Seriously, how did the Jazz pull off this win? I’ll tell you: Coach Corbin read my blog and spread out his minutes accordingly. Instead of forcing Big Al, Milsap, Hayward, Miles, and Harris to play the entire game, he generously donated half of their minutes to Burks, Favors, Watson, and Carroll. I’m still a little disappointed at Kanter’s playing time, but I have to admit: Corbin coached a great game. I know the opponent was merely a pathetic New Jersey team, one that, as Harpring stated, “is purposely losing to get a better draft pick,” but still … During New Jersey’s brief run, Corbin used Burks instead of Hayward (who looked beat), and did a terrific job getting Milsap and Jefferson some decent rest. (Where was that kind of subbing in 3OT yesterday, Corbin!) The moves worked, and Utah continues its current hot streak – six out of seven wins overall, three on the road, which puts them at 27-23 on the season and tied for seventh in the west with the Rockets and Nuggets. (Somewhere Kevin O’Connor sits on his throne, a dark hood covering his face, speaking to one of his associates: “Everything is proceeding as I have foreseen!”)

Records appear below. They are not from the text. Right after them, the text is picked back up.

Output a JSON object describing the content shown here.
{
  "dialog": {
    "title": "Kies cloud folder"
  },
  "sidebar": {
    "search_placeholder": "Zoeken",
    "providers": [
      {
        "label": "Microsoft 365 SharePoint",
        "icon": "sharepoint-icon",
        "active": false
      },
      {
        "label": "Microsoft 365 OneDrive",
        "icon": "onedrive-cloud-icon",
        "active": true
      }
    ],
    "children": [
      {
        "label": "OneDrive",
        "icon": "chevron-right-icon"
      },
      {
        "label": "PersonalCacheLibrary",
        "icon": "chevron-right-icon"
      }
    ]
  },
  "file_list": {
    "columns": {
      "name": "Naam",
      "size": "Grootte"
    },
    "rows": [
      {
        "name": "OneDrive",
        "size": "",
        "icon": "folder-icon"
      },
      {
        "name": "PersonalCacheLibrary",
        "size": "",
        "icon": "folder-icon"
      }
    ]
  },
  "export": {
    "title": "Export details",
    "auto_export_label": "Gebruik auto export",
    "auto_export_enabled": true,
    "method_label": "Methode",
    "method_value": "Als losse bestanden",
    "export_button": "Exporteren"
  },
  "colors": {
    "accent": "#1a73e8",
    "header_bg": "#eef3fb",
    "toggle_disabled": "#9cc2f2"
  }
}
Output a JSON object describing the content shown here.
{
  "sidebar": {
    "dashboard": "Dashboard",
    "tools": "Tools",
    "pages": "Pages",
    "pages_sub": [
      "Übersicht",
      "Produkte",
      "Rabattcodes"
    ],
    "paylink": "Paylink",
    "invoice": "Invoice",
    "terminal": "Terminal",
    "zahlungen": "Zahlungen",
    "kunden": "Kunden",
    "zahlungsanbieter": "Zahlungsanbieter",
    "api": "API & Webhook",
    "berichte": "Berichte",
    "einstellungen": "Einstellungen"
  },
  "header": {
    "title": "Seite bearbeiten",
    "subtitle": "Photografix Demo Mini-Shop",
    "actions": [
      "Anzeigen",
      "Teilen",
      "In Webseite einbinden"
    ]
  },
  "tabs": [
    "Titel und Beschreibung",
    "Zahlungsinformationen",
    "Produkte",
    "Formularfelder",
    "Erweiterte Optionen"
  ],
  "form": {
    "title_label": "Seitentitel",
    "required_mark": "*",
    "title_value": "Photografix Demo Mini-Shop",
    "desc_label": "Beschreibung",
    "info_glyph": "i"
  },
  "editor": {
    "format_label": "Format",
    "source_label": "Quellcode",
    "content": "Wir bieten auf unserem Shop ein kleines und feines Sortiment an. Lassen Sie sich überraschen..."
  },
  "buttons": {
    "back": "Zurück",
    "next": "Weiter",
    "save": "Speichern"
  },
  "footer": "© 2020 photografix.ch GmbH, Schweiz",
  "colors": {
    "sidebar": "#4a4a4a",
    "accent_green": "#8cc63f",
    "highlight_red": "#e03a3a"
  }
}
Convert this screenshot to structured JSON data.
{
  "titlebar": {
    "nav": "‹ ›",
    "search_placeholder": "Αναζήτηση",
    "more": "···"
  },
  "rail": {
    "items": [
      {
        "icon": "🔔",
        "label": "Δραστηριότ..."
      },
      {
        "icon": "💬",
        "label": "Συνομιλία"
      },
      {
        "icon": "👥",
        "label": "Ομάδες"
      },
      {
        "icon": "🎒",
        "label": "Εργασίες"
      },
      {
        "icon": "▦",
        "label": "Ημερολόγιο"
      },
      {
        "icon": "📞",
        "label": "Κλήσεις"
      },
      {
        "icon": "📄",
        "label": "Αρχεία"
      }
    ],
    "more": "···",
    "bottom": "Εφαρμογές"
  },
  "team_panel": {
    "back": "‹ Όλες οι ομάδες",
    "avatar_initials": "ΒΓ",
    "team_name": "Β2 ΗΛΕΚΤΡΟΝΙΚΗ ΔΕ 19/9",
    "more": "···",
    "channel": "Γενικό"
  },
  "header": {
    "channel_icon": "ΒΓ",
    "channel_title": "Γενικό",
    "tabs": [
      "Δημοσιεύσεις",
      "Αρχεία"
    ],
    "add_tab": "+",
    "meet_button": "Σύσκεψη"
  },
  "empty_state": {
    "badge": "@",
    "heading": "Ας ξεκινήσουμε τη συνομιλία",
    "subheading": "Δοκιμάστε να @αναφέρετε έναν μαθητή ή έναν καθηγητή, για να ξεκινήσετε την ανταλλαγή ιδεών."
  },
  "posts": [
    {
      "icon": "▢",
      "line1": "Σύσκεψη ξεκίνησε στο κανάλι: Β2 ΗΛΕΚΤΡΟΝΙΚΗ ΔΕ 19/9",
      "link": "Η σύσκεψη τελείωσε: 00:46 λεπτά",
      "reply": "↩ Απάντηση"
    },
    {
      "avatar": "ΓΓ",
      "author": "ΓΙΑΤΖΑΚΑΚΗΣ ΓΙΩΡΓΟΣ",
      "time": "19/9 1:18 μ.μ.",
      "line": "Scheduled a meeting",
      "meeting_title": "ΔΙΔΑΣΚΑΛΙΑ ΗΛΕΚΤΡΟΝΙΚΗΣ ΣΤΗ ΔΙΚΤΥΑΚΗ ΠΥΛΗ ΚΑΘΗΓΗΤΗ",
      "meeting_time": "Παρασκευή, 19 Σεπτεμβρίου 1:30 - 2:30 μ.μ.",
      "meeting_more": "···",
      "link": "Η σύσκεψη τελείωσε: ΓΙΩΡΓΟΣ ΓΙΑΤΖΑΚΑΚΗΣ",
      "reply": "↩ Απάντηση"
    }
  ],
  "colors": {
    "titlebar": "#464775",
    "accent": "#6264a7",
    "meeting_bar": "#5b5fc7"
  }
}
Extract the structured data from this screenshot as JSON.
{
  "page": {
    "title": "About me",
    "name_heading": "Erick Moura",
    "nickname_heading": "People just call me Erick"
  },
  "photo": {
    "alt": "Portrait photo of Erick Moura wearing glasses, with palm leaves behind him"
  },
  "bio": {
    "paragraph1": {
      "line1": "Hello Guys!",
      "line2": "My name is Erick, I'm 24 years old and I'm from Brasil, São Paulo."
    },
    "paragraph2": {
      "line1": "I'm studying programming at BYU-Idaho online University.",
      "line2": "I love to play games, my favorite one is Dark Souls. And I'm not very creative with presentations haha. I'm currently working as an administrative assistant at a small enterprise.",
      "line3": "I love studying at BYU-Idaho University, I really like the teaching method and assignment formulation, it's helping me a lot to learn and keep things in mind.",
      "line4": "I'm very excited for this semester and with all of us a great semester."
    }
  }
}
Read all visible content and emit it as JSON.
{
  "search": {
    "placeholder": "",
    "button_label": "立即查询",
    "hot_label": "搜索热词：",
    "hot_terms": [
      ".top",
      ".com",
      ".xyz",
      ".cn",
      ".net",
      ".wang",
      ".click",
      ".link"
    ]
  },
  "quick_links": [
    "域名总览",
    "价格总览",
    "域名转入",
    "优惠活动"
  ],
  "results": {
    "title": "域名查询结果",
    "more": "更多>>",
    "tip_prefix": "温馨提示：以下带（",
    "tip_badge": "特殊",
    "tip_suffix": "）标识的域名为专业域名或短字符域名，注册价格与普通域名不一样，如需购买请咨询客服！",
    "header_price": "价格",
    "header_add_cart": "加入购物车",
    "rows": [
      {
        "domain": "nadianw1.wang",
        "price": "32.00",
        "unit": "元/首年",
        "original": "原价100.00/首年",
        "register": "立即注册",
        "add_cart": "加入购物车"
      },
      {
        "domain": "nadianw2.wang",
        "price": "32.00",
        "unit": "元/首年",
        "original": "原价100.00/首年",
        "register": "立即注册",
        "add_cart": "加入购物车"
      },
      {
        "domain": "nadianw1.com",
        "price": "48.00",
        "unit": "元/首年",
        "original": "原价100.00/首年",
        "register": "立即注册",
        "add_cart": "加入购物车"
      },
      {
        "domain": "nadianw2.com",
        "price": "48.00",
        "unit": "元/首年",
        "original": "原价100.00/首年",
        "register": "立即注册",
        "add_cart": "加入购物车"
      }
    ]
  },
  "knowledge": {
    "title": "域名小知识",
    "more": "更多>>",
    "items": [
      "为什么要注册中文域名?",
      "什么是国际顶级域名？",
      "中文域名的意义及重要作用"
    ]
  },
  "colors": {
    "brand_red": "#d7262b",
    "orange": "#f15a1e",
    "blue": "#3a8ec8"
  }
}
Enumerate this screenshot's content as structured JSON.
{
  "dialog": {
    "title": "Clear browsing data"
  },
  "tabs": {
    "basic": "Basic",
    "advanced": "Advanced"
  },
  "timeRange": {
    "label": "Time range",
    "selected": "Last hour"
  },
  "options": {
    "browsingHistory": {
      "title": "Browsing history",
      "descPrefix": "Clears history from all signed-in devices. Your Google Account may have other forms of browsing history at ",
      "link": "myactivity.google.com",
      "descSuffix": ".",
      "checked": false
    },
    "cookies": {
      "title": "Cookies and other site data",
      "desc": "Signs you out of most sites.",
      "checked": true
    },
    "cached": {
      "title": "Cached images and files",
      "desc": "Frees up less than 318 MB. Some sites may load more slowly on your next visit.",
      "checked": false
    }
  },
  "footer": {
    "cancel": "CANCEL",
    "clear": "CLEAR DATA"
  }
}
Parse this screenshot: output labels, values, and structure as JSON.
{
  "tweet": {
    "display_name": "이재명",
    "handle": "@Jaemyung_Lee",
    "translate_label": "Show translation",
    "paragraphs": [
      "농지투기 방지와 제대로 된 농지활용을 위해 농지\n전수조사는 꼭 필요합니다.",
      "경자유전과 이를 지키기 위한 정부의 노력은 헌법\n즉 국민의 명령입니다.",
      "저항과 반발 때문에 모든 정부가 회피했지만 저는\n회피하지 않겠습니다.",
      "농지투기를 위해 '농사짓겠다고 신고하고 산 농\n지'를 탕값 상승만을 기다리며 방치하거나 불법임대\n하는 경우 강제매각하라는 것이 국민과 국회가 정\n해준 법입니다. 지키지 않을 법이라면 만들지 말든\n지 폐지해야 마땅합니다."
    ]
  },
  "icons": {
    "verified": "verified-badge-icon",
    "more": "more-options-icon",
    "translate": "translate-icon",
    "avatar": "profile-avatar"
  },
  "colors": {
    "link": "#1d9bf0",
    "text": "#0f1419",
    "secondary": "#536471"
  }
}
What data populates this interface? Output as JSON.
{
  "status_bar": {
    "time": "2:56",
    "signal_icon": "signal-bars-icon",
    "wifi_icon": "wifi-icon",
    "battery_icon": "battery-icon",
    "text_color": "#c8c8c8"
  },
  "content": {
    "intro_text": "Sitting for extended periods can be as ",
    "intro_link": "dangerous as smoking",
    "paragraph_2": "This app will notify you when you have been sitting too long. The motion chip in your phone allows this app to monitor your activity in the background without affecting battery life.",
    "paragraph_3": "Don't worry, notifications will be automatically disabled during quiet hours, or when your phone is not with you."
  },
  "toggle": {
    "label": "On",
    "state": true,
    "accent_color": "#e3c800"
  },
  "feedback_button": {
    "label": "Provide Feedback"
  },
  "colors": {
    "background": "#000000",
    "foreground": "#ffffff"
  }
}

For the love of all that is pure, I really wish Corbin would do this every night. And I really hope he has the good sense to use this tactic against the aged Boston Celtics on Wednesday. I understand the need for veterans – they provide leadership, wisdom and clutch in difficult situations, something we’ll surely need against Doc Rivers and co. – but nothing trumps athleticism, especially when those involved display camaraderie.
Did you see the Jazz bench? Everyone from Jefferson to Evans looked happy and excited to be a part of this team. After the crushing lost against Atlanta, Utah could’ve folded their tents and called it a day – and no one would’ve blamed them, not even me – but instead they persevered and came out with the victory.
Whether the Nets wanted to win or not remains irrelevant (I still think D-Will and O’Connor planned this whole swap-thing as a means of getting more talent to SLC; the Jazz will re-sign D-Will this offseason). This Jazz team continues to prove that they’re ready to take their talents to the next level (you thought I was going to say South Beach, huh). I honestly think they can pull off some hefty surprises should they make the playoffs.
They’ve already surprised the hell out of me.